*** Opening of DATA EXTRACTS ***
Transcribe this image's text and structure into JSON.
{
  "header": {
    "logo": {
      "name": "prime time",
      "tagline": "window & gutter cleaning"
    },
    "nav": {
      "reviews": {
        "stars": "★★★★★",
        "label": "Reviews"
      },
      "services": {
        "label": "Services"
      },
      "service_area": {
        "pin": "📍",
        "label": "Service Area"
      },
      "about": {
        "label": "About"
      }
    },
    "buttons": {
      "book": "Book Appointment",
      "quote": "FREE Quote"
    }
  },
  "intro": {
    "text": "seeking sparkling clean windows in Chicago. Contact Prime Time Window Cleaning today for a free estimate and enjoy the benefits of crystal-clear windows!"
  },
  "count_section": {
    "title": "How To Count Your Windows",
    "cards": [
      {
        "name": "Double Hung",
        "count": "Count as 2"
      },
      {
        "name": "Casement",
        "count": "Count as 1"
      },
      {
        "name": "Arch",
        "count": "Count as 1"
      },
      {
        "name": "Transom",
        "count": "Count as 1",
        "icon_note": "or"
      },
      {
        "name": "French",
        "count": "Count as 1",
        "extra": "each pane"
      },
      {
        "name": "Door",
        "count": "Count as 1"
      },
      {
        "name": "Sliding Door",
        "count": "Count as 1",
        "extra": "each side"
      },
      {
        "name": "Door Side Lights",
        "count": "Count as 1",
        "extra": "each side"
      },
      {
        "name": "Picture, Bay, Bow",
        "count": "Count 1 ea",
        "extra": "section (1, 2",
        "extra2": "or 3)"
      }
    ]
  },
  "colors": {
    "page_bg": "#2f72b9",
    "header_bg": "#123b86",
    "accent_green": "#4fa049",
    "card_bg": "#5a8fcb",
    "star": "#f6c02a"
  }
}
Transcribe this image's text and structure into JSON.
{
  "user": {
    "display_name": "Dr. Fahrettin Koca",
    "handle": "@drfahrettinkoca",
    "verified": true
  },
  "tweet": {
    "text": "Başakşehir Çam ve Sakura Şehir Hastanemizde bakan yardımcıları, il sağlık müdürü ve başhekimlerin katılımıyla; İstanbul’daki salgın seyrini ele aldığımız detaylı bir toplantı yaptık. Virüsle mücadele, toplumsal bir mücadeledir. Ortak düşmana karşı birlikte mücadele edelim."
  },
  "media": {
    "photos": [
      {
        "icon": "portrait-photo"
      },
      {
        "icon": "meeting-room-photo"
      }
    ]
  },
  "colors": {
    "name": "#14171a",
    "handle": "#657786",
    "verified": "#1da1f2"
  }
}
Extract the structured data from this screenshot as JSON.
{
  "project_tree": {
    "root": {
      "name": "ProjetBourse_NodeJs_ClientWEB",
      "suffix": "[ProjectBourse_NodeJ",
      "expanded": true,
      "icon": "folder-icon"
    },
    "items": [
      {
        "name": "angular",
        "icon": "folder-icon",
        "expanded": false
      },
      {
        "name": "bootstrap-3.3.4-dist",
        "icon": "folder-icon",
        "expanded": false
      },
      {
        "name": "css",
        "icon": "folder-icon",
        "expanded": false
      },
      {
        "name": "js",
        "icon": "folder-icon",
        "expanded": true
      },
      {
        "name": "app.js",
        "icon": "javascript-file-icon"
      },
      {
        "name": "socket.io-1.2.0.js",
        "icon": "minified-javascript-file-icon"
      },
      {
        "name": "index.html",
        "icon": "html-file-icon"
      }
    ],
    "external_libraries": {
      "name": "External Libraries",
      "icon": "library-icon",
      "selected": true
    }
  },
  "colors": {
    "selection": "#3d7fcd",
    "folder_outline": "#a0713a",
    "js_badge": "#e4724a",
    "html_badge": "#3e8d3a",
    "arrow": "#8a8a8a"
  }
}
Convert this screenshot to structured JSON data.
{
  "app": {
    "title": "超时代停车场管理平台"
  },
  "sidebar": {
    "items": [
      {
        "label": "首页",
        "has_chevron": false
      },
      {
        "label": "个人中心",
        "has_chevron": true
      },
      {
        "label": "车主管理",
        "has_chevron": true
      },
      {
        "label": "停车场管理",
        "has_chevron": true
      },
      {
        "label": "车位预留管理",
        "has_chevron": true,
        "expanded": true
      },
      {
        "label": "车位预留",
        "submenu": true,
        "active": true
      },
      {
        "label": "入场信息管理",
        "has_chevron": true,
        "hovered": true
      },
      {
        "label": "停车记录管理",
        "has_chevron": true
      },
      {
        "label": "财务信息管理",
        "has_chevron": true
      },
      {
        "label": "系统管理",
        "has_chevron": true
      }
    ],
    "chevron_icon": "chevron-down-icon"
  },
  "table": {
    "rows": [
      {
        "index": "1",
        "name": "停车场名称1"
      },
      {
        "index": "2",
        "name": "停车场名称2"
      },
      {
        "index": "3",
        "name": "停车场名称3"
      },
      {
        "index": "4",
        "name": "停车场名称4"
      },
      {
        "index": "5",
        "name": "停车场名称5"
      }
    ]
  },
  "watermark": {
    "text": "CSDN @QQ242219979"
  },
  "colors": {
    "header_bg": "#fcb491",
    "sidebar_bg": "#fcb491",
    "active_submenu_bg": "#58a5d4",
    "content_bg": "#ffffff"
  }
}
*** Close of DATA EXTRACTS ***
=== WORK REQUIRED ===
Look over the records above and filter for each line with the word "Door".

=== OUTPUT OF THE EXERCISE ===
        "name": "Door",
        "name": "Sliding Door",
        "name": "Door Side Lights",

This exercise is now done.